> What you should do: Would you please copy each line of the data in which the string "皖通高速" occurs?

====== Provided records

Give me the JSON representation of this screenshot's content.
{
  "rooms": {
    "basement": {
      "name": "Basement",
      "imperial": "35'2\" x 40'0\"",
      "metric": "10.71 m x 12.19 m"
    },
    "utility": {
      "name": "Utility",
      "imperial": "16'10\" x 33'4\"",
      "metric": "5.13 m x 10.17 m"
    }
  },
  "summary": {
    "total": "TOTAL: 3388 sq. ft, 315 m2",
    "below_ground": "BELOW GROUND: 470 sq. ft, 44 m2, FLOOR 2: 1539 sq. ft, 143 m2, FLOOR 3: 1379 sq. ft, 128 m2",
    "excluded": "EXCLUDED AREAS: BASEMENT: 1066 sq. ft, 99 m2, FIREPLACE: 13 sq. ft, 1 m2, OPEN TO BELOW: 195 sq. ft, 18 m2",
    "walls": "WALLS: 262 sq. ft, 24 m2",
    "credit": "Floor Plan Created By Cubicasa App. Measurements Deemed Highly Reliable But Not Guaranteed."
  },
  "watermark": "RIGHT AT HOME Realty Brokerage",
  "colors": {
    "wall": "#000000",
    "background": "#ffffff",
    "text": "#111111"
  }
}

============
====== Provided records

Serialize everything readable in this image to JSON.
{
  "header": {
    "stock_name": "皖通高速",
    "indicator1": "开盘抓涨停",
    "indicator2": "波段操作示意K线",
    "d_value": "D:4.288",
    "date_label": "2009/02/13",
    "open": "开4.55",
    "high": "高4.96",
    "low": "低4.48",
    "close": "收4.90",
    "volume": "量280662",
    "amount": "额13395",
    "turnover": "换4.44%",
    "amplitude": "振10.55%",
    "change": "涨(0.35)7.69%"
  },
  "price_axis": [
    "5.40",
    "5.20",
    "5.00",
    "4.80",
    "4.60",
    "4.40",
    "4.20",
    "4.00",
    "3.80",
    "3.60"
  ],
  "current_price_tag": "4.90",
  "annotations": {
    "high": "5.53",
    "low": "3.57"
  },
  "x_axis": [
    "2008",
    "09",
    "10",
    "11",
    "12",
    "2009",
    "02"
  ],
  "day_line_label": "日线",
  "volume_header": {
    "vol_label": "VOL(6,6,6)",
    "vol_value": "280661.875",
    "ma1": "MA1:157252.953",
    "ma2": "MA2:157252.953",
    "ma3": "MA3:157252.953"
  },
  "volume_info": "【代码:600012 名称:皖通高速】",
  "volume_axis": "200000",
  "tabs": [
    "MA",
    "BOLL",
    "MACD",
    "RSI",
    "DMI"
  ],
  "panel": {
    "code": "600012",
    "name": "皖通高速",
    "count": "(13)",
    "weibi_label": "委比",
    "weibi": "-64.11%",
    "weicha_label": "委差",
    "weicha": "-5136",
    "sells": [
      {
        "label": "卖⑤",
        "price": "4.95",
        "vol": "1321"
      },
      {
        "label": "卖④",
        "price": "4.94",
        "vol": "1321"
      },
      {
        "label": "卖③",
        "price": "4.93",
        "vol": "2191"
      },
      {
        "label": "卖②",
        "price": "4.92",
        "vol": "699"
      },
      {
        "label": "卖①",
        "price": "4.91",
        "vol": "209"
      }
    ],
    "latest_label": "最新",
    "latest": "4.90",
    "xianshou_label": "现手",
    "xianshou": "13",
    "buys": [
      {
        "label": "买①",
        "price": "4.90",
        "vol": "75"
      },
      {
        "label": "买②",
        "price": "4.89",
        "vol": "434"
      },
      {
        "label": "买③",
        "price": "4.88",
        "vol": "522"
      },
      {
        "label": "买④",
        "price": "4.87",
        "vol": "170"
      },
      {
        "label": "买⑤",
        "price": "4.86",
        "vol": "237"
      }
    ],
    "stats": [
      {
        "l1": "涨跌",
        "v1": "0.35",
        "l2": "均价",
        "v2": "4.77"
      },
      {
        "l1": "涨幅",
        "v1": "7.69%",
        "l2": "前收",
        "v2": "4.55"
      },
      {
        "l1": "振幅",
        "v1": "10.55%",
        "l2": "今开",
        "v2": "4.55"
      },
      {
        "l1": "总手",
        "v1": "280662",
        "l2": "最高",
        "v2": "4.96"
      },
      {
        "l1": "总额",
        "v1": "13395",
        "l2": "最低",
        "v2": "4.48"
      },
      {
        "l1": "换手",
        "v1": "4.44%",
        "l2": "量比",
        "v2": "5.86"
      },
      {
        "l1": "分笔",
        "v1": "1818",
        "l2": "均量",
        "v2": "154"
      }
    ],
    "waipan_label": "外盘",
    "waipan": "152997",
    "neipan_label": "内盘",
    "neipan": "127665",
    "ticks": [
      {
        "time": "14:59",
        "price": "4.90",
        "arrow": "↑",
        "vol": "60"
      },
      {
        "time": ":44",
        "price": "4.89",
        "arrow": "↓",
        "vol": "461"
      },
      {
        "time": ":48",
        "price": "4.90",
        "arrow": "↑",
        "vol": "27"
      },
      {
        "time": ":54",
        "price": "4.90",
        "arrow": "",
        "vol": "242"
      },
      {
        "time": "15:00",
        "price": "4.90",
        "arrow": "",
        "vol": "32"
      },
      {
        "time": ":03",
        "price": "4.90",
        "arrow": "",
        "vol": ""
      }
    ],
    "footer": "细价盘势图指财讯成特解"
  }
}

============

> Task solution:
    "stock_name": "皖通高速",
  "volume_info": "【代码:600012 名称:皖通高速】",
    "name": "皖通高速",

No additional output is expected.